Photo: Kira Perov
Some tickets remain for the L.A. Philharmonic's Tristan Project at Lincoln Center, none of them below $175. If you don't have that much cash lying around, you can still immerse yourself in Tristan via WNYC's week-long Tristan Mysteries series. Quoth the website: "Highlights include interviews with playwright Terrance McNally; anthropologist Helen Fisher; adult film actress/'Vivid Girl' (and Wagner fanatic) Savanna Samson; choreographer Mark Morris; and acclaimed video artist Bill Viola" — not to mention the bløgôsphëre's own Danny Felsenfeld, explaining the phenomenon of the "Tristan chord" with reference to music from Debussy to Radiohead. I wrote about the Paris Opera incarnation of the Sellars/Viola/Salonen Tristan in 2005, and I've done a quick survey of Salonen's CDs for the New Yorker website. If you're curious about Gustavo Dudamel, Salonen's successor in LA, you can hear him with his future orchestra via a webcast on KUSC on Sunday at 4PM Pacific time. An iTunes release of this same January 2007 concert, featuring Kodály's Dances of Galánta, Rachmaninov's Third Piano Concerto (with Yefim Bronfman), and Bartók's Concerto for Orchestra, will arrive next month. Some random photos from my last L.A. trip follow the jump.
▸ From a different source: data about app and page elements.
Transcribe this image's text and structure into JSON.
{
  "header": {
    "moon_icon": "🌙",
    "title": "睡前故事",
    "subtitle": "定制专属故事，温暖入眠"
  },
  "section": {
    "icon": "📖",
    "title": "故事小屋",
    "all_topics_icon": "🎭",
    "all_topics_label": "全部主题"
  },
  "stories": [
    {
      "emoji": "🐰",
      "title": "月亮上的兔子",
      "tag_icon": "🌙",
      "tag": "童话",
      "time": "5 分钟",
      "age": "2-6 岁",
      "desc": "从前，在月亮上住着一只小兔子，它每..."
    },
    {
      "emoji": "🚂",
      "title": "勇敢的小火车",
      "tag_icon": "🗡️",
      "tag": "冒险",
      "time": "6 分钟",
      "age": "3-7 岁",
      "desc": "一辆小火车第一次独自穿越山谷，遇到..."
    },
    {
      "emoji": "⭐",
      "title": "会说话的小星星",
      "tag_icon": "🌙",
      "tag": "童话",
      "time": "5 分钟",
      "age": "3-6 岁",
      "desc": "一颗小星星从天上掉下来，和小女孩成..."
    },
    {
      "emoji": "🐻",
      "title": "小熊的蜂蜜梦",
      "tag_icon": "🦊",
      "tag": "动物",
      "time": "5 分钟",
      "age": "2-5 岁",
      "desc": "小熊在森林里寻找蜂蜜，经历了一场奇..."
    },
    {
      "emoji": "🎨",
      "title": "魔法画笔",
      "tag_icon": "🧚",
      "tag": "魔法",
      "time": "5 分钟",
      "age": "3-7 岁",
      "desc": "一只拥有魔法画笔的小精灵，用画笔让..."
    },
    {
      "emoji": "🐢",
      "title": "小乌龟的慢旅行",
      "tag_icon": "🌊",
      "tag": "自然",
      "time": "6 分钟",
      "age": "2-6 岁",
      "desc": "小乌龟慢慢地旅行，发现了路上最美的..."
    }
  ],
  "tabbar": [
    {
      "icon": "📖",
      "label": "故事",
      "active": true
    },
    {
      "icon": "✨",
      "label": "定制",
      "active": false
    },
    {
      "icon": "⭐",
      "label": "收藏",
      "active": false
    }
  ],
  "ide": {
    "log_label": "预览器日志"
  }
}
Classical music, A1 above the fold in the LA Times. The writer is Mark Swed, whose articles, Ernest Fleischmann told me, played a not insignificant role in getting Disney Hall built.
I spent a lot of time in this hotel room at the Omni. I also finished writing my book at the Omni in January. Yeah, put up a plaque.
Someone else is sitting late in front of the computer.
Dr. Gene is gone, but his spirit lives.
You L.A. people are lucky.